Clint said...

bunting = hits. On the Giants, Velez should learn how to bunt because of his speed. Burris already understands bunting and I have seen him do it this season then immediately steal himself into scoring position.

Some guys that bunting was effective for in recent memory.
Think Florida Marlins with Pierre and Castillo. Those guys bunted like every other at bat and scored a lot of runs for their teams by being on that way.

I missed the game last night, but if it was Michael Bourn that tried to bunt, than it makes a lot of sense to see try and utilize his speed.

Lastly I remember my favorite bunting for a basehits are the sneak attack bunts of Benito Santiago in the 9th innings of a game to get on and make a 2 run HR possible.

M.C. O'Connor said...

Bunting is a pet peeve of mine. There are fast guys who could bunt to advantage, but it is a rare, rare skill, and few do it well. Guys like Juan Pierre should learn to be more selective and walk more. That would get them on base more often where they could use their speed. Also, more selective hitters improve their average by swinging at good pitches to hit.

I'd rather see our young guys learn to take pitches and make good swings rather than bunt. Eventually teams take away the bunt by moving the third baseman in, and unless the bunter-batter is a threat to get line-drive hits, that "weapon" is nullified. Bunts are important in sacrifice situations, but "bunting for a basehit" is a low-percentage play, except for a very small number of highly skilled bunters. There are a few situations (late in close games with the corner inflielders back) that improve the odds. But good fielding pitchers (Reuter, Maddux) neutralize the bunt, as well as high fastball pitchers (like Matt).

If I recall, Tim Raines and Rickey Henderson didn't bunt much, but both used their speed to help their teams win games. That's because they were good hitters, selective, and got walked a lot.

Oh, and thanks for dropping in to join the chat!

JC Parsons said...

Did Ron's comment about links get to you? Only two? I almost said the same thing, but he beat me to it.

It was not hard to see a little "Seaver" in Matt last night. He clearly did not have his best stuff yet he battled through to the end (almost). In fact, he got tougher as the game went on. We all know that is a trait of a great pitcher.

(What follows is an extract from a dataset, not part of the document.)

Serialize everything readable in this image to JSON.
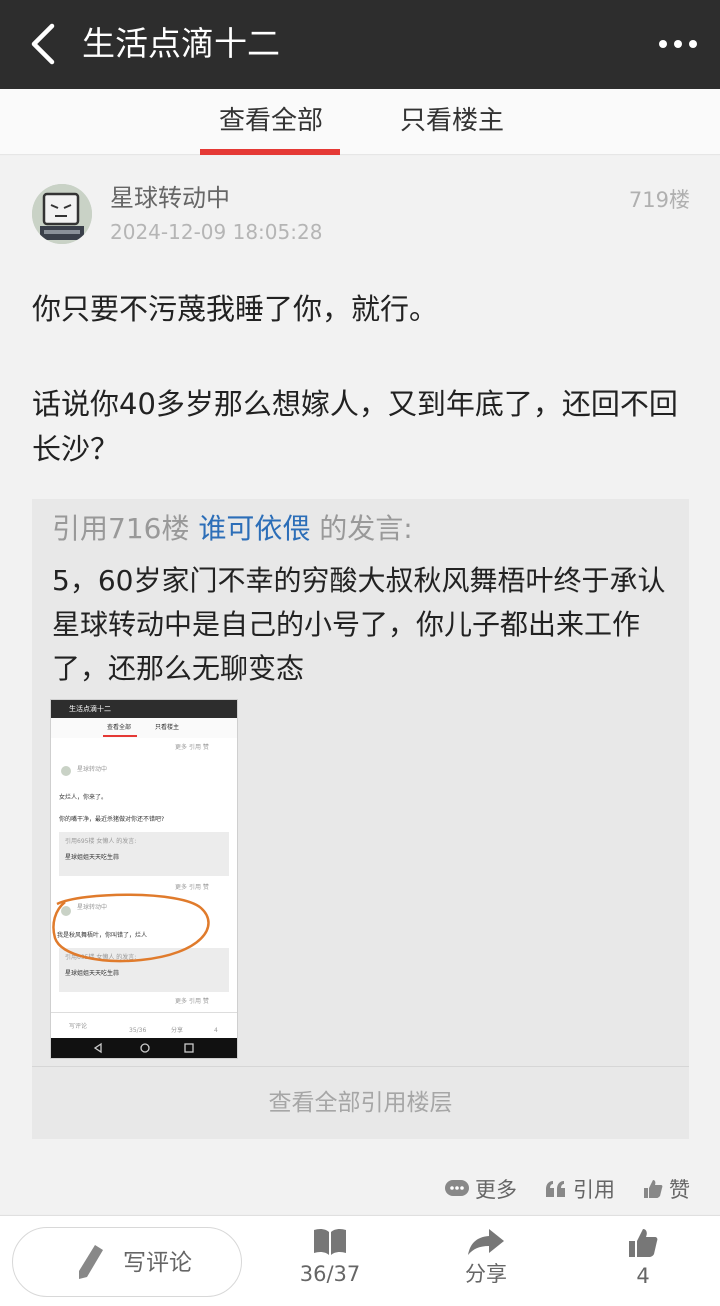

Needless to say, I don't agree with you about bunts. Do I really have to remind you that bunting results (almost always) in BALLS IN PLAY. This can not be underestimated, especially with a team that can't draw walks. Bunts also allow weak hitters to positively contribute (know any teams with weak hitters?). Bunts greatly decrease double plays. Bunting for a hit, which for players with plus speed is only a bit lower % than swinging away, has the extra long term benefit of altering the defensive alignment. YOU KNOW ALL THIS. Obviously a hit is the best "strategy" and if all your players are great hitters, bunting becomes a secondary tool (but it STILL has a role). We are so far from that situation that we MUST bunt often. Productive plate appearances are CRUCIAL to poor hitting teams. We can't hit well therefore we will make outs, giving us one or two more chances won't change that. However, one or two more productive outs every game will result in a few more runs. Considering how many one run games we play, that is substantial. You can wait for the homer (don't hold your breath) but I want to see us make something happen.

JC Parsons said...

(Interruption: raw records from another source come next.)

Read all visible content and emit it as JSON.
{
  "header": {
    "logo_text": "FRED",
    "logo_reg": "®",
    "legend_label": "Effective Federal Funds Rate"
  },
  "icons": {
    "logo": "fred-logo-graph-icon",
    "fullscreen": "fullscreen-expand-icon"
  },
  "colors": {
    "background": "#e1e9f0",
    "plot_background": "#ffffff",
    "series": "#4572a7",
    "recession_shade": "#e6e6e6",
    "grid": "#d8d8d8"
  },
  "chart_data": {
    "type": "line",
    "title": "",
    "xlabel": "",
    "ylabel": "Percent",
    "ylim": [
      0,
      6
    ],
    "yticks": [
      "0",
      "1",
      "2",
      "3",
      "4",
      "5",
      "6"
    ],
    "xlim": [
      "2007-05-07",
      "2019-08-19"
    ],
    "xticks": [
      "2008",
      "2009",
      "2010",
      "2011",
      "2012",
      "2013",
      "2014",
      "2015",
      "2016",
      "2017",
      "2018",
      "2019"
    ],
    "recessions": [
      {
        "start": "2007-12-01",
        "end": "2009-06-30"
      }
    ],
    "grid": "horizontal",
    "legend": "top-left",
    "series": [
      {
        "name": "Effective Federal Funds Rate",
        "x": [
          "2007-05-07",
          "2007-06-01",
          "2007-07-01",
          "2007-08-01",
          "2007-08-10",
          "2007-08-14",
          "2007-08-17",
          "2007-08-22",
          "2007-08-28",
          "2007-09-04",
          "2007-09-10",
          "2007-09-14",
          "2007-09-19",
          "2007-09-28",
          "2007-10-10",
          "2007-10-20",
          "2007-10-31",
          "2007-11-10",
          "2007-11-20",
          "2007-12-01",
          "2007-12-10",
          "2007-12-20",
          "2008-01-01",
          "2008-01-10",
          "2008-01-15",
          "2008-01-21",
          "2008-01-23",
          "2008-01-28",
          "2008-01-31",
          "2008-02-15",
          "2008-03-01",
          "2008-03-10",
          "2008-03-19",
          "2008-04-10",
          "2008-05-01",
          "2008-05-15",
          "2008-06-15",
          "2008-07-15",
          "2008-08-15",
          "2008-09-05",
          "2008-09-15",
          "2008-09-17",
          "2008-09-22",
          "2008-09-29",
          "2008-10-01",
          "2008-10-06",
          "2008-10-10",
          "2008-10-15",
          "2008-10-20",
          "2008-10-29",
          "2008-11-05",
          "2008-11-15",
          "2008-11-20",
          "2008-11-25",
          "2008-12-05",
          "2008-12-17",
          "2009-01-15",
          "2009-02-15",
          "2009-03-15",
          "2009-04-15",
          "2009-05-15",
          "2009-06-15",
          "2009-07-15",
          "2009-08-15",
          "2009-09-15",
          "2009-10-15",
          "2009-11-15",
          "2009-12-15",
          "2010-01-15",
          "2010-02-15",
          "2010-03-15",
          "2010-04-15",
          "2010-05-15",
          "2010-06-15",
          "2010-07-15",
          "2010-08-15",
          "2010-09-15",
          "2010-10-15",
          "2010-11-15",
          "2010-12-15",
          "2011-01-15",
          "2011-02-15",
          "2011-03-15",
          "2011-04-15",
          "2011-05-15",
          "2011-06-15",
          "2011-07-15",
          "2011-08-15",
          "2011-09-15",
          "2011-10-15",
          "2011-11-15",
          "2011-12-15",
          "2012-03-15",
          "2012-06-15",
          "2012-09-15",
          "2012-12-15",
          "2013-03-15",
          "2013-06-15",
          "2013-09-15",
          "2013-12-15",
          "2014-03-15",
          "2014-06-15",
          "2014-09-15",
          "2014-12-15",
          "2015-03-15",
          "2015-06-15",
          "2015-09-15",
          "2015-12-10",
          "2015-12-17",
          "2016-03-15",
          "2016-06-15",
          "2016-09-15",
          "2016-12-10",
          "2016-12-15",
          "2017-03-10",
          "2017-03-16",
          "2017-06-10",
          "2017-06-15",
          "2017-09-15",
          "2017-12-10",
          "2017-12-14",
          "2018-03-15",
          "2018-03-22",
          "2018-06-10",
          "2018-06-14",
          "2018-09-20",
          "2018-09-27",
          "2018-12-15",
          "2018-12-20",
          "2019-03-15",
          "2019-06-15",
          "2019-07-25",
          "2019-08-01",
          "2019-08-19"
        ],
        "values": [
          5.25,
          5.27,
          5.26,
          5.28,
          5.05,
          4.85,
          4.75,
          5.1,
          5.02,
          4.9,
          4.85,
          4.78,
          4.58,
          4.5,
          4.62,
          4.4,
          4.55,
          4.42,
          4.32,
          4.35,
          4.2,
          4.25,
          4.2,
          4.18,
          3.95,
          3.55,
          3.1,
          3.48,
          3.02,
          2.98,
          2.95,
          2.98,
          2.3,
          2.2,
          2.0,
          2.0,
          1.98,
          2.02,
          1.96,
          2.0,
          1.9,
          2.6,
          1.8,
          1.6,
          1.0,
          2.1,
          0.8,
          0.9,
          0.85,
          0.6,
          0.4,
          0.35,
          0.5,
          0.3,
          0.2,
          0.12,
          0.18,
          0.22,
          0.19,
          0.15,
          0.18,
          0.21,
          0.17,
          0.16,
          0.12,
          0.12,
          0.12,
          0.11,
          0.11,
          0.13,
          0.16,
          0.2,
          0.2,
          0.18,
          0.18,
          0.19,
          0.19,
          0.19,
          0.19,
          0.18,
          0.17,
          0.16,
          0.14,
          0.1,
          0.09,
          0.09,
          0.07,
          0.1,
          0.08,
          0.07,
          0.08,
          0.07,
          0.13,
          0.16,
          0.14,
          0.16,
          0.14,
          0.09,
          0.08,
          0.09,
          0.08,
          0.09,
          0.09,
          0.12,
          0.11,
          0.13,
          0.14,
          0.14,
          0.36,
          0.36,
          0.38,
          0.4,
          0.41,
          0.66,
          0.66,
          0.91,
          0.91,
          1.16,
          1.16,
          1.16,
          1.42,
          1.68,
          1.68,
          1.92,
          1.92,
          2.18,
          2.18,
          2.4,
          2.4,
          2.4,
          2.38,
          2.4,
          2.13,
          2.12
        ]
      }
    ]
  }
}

"I'd rather see our young guys learn to take pitches and make good swings rather than bunt."

DUH. In other words, you wish our guys were better hitters. Don't we all? You must admit that learning to bunt is MUCH MORE doable than learning to become a great hitter. In fact, how many ever "learn" to be a great hitter?? By the age of 27 or so, you have your skill set or you don't. Bunting is more of an acquired well as an acquired taste.

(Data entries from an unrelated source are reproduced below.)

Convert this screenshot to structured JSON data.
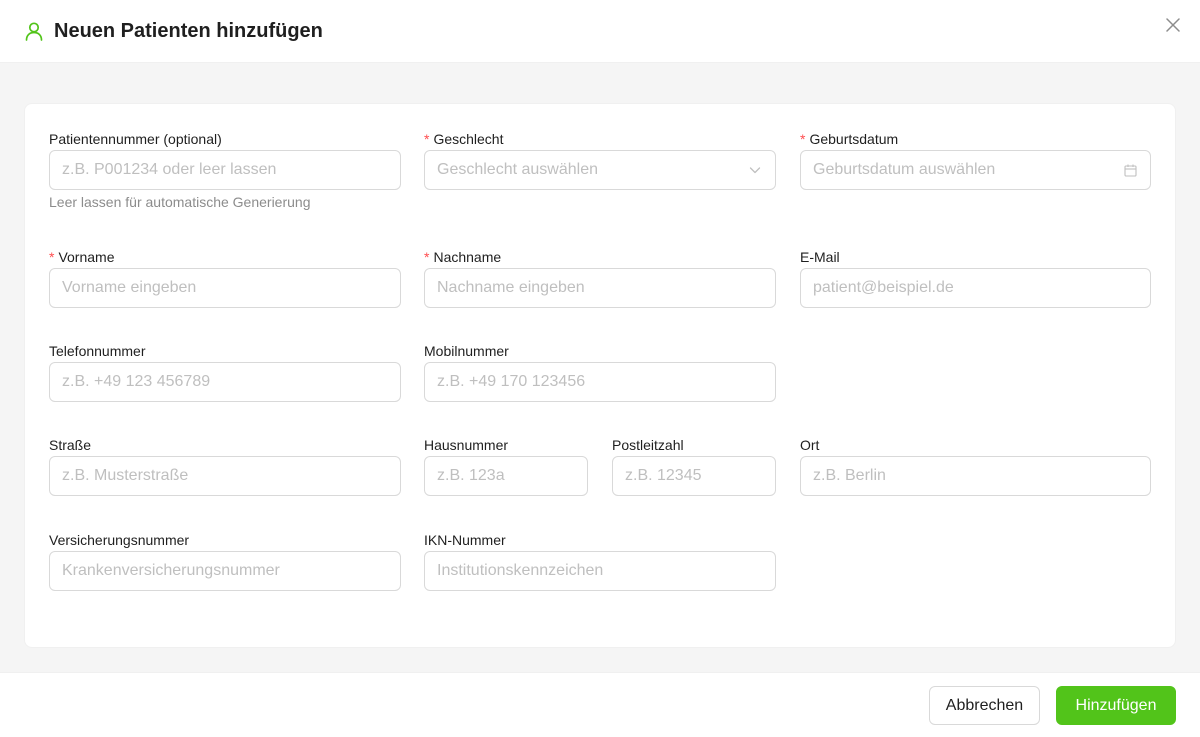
{
  "header": {
    "title": "Neuen Patienten hinzufügen",
    "icon": "user-icon",
    "accent_color": "#52c41a"
  },
  "form": {
    "patient_number": {
      "label": "Patientennummer (optional)",
      "placeholder": "z.B. P001234 oder leer lassen",
      "help": "Leer lassen für automatische Generierung"
    },
    "gender": {
      "label": "Geschlecht",
      "required": "*",
      "placeholder": "Geschlecht auswählen"
    },
    "birthdate": {
      "label": "Geburtsdatum",
      "required": "*",
      "placeholder": "Geburtsdatum auswählen"
    },
    "first_name": {
      "label": "Vorname",
      "required": "*",
      "placeholder": "Vorname eingeben"
    },
    "last_name": {
      "label": "Nachname",
      "required": "*",
      "placeholder": "Nachname eingeben"
    },
    "email": {
      "label": "E-Mail",
      "placeholder": "patient@beispiel.de"
    },
    "phone": {
      "label": "Telefonnummer",
      "placeholder": "z.B. +49 123 456789"
    },
    "mobile": {
      "label": "Mobilnummer",
      "placeholder": "z.B. +49 170 123456"
    },
    "street": {
      "label": "Straße",
      "placeholder": "z.B. Musterstraße"
    },
    "house_number": {
      "label": "Hausnummer",
      "placeholder": "z.B. 123a"
    },
    "postal_code": {
      "label": "Postleitzahl",
      "placeholder": "z.B. 12345"
    },
    "city": {
      "label": "Ort",
      "placeholder": "z.B. Berlin"
    },
    "insurance_number": {
      "label": "Versicherungsnummer",
      "placeholder": "Krankenversicherungsnummer"
    },
    "ikn_number": {
      "label": "IKN-Nummer",
      "placeholder": "Institutionskennzeichen"
    }
  },
  "footer": {
    "cancel_label": "Abbrechen",
    "submit_label": "Hinzufügen"
  }
}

Anonymous said...

Brother Bob:
I am in Brooklyn visiting my grandson Guthrie. (He is cute as hell.) Approaching LaGuardia yesterday I had a spectacular flyby of Brooklyn, then all of Manhattan, then the Bronx. I got a great look at the Yankee Stadia, old and new, side by side. The new one is the same shape but seems a little bigger. So although I will never go to a game at the old HTRB, at least I saw it once.
PS- Misch is a dud.